Don't find yourself lost and needing police assistance without your passport. Credit: Aude

A funny thing happened as I was walking down one of the main shopping streets in Tokyo. Like many travellers dazzled by the sights, sounds and the bustling city’s lights, I found myself disoriented as to where I was and where I needed to go. Little did I realize that in the next couple of minutes I would commit a crime that would see me detained for three hours in a Japanese police station.

My crime was to accept assistance from a police officer by asking for directions. Well, it wasn’t actually asking for directions that landed me in hot water, but it was the catalyst that would send me on a journey, which included interrogation, a strip search, being lost in translation and a lesson in penmanship. The police officer, in his role of protecting the Japanese public and promoting tourism in his nation, was fulfilling his duty to verify identity and ensure that the country is free of illegal aliens.

I, like most travellers, once I have cleared immigration and customs, usually lock up my passport in the hotel safe or leave it on board my cruise ship, as my passport is one of my most valuable possessions when I’m travelling. To lose or have your passport stolen is a nightmare. It effectively clips your wings and prevents you leaving the country. To get a replacement passport can take days or weeks, depending on where you are. In Japan, however, visitors are required by law to carry a passport (or, for foreign nationals living in Japan, an alien registration card) at all times. It is your responsibility to know this law, as it is not documented on the landing cards for Japan, nor is there signage or communication about the law at customs and immigration upon arrival. You just have to know.

A consular advisor at the Canadian embassy in Tokyo says, “It is a rare but not uncommon occurrence for foreigners residing in or visiting Japan [to be asked for identity documentation and to be detained when it’s not provided]. From previous experience, the best course of action in this situation is to be cooperative and to give the police no grounds to prolong their check. If a person resists, is confrontational or refuses to cooperate, the individual may find themselves at a police station for several hours or a couple of days. Police can detain people for up to three days ‘on suspicion,’ and we have had several reports of Canadians detained simply because they refused to present their identity documents and resisted the police.

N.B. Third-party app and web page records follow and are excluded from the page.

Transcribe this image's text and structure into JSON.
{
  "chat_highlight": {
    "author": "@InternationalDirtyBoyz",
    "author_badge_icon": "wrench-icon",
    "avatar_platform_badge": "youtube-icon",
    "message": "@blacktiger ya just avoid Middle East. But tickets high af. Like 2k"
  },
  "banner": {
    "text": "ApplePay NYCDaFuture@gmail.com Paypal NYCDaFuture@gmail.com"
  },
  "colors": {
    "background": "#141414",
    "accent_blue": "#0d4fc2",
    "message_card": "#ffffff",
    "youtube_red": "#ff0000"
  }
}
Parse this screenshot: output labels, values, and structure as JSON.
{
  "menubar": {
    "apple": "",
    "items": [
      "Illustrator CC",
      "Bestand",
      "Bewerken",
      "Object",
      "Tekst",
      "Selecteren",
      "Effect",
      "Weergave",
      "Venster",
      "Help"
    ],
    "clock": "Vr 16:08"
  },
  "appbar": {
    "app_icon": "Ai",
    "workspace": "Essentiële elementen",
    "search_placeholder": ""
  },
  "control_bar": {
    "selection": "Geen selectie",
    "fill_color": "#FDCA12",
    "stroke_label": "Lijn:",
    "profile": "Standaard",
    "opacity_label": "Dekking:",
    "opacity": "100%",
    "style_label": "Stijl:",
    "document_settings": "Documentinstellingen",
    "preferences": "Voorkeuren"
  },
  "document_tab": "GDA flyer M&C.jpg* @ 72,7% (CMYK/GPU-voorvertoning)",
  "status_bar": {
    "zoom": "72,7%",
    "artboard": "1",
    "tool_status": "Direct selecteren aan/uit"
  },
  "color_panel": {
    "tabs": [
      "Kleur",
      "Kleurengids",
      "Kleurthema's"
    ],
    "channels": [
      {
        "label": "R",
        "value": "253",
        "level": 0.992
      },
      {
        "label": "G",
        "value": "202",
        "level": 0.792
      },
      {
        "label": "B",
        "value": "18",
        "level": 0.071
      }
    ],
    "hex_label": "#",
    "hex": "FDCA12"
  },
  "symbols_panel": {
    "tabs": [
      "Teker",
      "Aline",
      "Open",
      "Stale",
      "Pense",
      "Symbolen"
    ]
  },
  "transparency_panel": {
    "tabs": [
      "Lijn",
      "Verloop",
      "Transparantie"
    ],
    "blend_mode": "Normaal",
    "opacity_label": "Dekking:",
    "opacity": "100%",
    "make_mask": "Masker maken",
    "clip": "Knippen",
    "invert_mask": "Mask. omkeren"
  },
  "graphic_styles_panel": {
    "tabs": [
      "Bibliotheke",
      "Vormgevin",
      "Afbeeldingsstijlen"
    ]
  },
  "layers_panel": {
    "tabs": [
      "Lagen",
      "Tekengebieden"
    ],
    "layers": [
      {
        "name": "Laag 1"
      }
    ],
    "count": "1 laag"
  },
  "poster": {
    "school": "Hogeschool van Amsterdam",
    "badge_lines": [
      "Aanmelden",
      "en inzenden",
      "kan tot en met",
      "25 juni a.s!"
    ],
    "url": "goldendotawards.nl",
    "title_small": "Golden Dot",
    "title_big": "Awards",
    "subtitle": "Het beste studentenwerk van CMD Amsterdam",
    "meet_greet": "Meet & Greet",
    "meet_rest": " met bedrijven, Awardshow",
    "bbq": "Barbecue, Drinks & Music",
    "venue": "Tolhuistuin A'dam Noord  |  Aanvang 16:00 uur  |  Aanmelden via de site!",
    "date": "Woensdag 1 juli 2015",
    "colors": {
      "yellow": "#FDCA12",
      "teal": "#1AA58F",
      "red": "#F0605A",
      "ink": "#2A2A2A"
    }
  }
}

Regulations concerning non-nationals are sovereign rights-of-states; as such, Japanese police officers are authorized to ask foreigners to produce their passport or proof of residency in Japan as part of their responsibility to protect Japan’s safety and to enforce Japan’s immigration laws.”

Is Japan an isolated incident or is this more common than I had thought? As it turns out, according to a spokesperson from Canada’s Department of Foreign Affairs, “There are a certain number of countries that require foreign nationals to carry either their passport (original or photocopy, in accordance of the local laws) or an identification issued by the local authorities in case the said foreign nationals reside in the country. Examples of such countries are France, Germany, Belgium and Thailand. If that is the case, Department of Foreign Affairs’ Travel Advisory indicates so in its ‘Laws & Culture’ section [found within each country’s Travel Advice and Advisories section] on travel.gc.ca. We would also suggest people register with Registration of Canadians Abroad (ROCA). It is a free service offered by Foreign Affairs that keeps Canadian travellers connected to Canada in case of an emergency abroad, such as an earthquake or civil unrest, or an emergency at home.”

So as you plan your sun, beach or mountain escapes this fall and winter, make sure you take the extra time to visit travel.gc.ca and review your destination’s “Laws & Culture” section so you can skip an unwanted visit to a prison cell and a behind-the-scenes tour of a foreign police station. Though the experience of spending three hours with the police — waiting for my passport to arrive at the station, being interrogated by five different officers and having to write a letter of apology to the Government of Japan, promising to always carry my passport while in Japan — was interesting and makes for a good story, it is not something I would recommend.